At a meeting of the The Lancashire Police and Crime Panel - made up of councillors from across the county - to confirm her appointment as chief constable, she was asked about her commitment to having officers working in local communities.

Police and Crime Commissioner Andrew Snowden has appointed Ms Hatchett the existing deputy - on for a fixed term of five years and an annual salary of £184,273.

She told the meeting in Blackburn Town Hall on Monday: "I am wedded to neighbourhood policing.

"I absolutely subscribe to neighbourhood policing because I know local policing in areas working with local partners dealing with local issues works.

"We've already put a significant investment into neighbourhood policing in Lancashire.

"We've got over 600 members of staff in local policing.

"However I have ambitions to push that forward.

"I want Lancashire to be the number one neighbourhood policing constabulary in the country.

"How do I achieve that?

"There is some investment so over the next three years my intention is to invest more in neighbourhood policing.

"That in particular is neighbourhood officers in areas.

"But in addition to that I have an aspiration to more than double the number of special constabulary officers that we have because they do a fantastic job supporting our neighbourhood policing model.

"In addition to that because there are three things which really challenge our communities when you listen to the local voices- they will say anti-social behaviour, they will say drugs, and they will say anti-social driving.

"From April we are starting a new operation to target anti-social driving.

"So that's not the strategic road network because we've put a massive investment in the roads crime unit.

"This is the rats runs, the areas where they avoid being able to be seen on ANPR which is causing some real distress to some of our communities.

"Community-driven, community intelligence-led.

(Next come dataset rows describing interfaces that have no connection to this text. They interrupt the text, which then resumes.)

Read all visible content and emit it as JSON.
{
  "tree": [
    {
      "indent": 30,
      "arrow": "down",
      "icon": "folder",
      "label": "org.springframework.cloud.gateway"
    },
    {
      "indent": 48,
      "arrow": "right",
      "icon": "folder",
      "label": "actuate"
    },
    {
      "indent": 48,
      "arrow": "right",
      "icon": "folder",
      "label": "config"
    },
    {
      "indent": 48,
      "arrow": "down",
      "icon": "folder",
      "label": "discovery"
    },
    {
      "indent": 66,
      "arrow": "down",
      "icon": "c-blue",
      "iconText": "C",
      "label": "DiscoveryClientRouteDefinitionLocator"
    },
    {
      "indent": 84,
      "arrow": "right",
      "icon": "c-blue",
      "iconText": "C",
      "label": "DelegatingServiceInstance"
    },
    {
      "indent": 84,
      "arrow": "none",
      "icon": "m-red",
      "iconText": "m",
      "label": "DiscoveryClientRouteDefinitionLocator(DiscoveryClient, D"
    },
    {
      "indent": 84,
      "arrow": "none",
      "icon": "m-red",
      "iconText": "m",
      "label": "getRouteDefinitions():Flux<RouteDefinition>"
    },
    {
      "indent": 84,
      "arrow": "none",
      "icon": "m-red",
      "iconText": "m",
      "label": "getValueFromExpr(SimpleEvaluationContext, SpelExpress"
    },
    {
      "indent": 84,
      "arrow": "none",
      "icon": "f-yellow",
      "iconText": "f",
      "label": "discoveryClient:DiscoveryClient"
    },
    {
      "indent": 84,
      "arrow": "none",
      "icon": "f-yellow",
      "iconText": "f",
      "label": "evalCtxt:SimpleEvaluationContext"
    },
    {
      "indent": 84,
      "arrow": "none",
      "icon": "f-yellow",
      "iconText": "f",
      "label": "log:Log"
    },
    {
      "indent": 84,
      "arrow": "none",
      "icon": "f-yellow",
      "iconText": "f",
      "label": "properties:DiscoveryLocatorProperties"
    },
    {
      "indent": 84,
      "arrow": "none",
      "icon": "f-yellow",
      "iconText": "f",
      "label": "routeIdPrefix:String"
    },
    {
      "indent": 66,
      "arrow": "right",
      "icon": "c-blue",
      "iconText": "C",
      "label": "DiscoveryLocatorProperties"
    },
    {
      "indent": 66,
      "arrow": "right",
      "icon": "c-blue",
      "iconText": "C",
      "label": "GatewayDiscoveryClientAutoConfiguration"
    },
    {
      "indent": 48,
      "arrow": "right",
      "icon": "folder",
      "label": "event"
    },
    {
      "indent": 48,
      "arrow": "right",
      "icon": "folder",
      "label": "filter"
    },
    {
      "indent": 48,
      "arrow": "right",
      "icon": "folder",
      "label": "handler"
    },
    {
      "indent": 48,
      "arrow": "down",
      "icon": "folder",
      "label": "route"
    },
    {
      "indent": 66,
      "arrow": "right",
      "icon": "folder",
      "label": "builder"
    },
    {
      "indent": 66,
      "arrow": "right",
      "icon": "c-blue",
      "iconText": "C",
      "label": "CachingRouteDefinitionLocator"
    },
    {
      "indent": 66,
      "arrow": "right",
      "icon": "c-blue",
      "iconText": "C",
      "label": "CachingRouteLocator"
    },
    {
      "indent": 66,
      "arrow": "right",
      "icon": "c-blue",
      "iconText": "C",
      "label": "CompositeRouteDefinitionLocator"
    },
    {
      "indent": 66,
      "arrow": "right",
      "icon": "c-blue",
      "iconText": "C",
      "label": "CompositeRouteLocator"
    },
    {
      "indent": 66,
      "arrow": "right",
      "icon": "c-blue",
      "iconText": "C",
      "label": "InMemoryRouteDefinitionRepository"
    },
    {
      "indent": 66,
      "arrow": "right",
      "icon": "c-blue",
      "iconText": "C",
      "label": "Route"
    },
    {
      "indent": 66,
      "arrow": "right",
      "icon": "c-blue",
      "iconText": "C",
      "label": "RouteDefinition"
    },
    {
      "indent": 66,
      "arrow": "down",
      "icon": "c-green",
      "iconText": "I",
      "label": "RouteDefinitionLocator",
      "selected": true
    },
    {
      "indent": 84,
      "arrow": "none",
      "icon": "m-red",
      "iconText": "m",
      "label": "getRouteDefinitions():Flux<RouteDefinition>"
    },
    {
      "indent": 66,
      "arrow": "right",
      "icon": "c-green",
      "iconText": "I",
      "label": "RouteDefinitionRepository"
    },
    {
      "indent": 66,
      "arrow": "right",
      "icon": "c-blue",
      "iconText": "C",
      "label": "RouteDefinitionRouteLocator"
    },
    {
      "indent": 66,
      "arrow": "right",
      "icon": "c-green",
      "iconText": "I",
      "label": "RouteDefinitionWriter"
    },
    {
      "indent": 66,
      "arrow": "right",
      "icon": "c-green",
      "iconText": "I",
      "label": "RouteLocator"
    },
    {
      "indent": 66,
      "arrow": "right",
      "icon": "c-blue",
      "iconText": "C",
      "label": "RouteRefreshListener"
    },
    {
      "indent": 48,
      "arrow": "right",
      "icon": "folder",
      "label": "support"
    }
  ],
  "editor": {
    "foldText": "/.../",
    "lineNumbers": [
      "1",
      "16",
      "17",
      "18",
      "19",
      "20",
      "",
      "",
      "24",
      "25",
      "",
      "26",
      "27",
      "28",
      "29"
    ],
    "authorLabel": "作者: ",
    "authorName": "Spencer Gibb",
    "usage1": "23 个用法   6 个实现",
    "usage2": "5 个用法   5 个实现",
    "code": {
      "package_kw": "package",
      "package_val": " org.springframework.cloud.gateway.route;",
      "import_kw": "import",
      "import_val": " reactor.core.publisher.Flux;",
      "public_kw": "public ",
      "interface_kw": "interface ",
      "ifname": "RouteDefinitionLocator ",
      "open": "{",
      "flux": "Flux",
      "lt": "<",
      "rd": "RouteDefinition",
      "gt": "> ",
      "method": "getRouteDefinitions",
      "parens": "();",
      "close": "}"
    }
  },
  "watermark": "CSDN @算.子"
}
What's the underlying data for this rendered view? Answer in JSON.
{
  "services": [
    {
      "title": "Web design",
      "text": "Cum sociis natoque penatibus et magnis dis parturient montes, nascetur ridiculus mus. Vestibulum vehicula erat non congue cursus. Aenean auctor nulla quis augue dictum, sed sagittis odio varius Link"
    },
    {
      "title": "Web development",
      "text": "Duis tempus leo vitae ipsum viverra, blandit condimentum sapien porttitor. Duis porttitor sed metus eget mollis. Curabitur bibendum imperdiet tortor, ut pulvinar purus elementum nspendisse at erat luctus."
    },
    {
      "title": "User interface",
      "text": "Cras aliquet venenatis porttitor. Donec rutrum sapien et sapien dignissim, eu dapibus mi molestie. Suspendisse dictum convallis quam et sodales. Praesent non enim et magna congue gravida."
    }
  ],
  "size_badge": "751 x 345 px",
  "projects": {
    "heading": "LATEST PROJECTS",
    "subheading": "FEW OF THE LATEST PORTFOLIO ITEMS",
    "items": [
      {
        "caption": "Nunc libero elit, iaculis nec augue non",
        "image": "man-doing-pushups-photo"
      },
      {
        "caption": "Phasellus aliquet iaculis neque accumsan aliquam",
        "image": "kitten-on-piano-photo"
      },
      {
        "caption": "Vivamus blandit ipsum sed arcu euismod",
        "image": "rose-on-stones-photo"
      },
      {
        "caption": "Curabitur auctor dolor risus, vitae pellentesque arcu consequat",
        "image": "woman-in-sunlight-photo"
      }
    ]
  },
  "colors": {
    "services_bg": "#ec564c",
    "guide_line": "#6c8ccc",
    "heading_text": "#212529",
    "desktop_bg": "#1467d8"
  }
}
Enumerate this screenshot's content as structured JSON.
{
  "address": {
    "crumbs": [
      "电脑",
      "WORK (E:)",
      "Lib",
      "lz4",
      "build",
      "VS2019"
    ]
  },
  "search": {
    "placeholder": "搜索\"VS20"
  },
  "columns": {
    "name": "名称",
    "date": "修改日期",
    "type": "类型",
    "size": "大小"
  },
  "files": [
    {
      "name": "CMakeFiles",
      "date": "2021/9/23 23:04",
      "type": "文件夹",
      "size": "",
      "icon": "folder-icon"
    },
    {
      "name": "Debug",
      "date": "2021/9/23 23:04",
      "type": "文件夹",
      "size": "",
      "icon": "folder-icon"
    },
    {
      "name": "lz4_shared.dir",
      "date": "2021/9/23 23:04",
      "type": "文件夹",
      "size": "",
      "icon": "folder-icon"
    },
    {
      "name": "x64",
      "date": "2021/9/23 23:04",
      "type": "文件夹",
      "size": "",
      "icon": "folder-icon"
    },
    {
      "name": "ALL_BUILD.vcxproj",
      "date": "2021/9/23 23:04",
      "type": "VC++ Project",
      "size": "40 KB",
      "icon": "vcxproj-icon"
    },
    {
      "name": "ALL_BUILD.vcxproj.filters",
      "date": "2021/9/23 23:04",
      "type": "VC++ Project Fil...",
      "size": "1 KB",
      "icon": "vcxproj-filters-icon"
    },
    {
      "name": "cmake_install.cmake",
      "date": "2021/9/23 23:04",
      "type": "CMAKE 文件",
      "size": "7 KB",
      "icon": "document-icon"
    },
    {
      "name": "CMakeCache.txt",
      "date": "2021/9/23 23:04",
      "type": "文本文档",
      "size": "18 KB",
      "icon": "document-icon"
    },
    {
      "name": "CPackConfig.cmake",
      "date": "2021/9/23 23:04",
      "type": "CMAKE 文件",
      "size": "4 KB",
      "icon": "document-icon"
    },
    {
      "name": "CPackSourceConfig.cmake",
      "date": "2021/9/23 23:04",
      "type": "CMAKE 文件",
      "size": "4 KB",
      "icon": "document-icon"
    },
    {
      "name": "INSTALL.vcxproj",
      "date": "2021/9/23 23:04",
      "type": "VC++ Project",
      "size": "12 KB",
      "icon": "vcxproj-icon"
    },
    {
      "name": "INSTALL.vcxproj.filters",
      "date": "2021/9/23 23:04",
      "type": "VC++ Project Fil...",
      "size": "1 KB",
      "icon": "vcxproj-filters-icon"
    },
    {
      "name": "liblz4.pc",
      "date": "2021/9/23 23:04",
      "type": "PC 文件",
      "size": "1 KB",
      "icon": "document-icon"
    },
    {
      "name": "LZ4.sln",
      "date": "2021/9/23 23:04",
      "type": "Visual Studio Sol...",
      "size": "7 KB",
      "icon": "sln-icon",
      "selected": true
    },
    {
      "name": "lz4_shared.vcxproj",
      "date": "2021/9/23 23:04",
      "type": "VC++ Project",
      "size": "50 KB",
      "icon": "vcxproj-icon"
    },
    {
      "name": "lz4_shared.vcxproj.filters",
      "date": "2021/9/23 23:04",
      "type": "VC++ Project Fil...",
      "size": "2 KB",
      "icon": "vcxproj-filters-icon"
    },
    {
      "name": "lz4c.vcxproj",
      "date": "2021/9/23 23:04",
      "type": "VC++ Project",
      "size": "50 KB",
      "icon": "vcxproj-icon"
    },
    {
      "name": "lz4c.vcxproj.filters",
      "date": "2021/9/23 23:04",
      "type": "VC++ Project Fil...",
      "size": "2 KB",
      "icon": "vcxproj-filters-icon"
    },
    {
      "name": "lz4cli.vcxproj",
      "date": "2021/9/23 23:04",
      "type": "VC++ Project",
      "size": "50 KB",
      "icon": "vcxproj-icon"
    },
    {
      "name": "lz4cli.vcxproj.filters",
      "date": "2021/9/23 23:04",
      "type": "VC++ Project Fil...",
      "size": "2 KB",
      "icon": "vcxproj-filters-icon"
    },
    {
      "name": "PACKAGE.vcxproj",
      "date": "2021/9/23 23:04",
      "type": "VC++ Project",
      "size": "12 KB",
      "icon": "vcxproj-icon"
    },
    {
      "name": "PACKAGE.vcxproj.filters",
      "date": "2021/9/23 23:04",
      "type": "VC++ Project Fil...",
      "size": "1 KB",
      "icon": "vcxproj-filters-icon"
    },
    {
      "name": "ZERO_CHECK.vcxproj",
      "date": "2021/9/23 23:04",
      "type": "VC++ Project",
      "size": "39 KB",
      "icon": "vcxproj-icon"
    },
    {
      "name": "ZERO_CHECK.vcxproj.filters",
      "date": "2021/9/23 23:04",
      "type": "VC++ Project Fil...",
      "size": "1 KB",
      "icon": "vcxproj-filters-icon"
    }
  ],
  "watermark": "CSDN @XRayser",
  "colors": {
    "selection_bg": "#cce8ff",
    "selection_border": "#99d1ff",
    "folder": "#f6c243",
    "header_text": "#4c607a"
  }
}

"It will be coming in and then we will task out to some of our officers dedicated to a policing operation to see if we can show that we are making a real difference there.

"So those are the three areas I will be focussing on in order to improve neighbourhood policing.

"But please hold me to account on that.

"We cannot do it on our own. We absolutely need the support of our communities but actually I think we can get there."